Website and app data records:

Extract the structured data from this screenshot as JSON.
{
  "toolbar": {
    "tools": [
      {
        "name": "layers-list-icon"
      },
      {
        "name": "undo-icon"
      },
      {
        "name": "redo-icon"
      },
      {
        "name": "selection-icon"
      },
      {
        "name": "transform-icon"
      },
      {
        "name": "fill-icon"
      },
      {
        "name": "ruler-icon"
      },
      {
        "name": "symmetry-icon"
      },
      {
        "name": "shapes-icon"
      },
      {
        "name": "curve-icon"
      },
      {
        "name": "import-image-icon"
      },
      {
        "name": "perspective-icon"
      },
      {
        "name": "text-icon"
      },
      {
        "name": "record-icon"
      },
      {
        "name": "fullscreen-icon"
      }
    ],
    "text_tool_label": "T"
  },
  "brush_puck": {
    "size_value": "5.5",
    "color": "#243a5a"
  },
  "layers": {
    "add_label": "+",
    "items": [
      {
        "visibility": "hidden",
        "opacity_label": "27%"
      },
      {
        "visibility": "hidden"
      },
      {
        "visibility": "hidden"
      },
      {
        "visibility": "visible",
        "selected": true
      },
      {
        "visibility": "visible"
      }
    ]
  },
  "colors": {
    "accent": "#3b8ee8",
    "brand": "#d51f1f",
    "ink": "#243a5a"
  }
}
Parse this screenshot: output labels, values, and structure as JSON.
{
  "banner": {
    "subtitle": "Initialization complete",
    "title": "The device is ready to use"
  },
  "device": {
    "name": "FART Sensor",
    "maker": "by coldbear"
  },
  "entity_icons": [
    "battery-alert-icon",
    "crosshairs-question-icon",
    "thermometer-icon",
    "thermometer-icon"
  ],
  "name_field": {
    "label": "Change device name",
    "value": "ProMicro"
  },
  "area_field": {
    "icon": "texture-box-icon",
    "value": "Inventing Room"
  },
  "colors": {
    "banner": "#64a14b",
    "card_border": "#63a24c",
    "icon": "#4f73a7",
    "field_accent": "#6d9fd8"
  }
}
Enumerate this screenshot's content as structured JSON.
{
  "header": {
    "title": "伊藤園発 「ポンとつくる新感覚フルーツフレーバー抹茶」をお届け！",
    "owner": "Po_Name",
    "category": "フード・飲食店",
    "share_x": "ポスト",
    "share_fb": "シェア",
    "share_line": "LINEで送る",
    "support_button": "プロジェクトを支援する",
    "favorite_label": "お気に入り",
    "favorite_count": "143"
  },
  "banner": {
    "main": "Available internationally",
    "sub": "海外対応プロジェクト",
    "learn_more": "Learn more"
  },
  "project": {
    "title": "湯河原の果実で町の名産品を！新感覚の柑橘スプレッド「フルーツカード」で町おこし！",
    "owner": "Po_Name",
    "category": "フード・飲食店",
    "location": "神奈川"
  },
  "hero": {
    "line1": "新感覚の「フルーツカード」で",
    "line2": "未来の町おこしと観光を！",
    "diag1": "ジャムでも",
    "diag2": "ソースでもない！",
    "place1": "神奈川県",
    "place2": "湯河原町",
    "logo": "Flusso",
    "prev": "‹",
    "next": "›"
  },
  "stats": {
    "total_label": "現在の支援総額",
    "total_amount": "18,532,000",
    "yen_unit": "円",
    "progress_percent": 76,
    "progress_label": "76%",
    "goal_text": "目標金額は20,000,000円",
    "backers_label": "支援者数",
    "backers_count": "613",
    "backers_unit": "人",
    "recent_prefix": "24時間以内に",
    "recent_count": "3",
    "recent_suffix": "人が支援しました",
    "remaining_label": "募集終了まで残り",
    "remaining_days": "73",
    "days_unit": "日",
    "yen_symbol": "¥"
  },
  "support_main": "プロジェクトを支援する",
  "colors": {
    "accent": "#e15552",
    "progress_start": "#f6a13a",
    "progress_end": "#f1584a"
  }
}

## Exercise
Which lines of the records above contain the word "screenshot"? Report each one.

## Worked solution
Extract the structured data from this screenshot as JSON.
Parse this screenshot: output labels, values, and structure as JSON.
Enumerate this screenshot's content as structured JSON.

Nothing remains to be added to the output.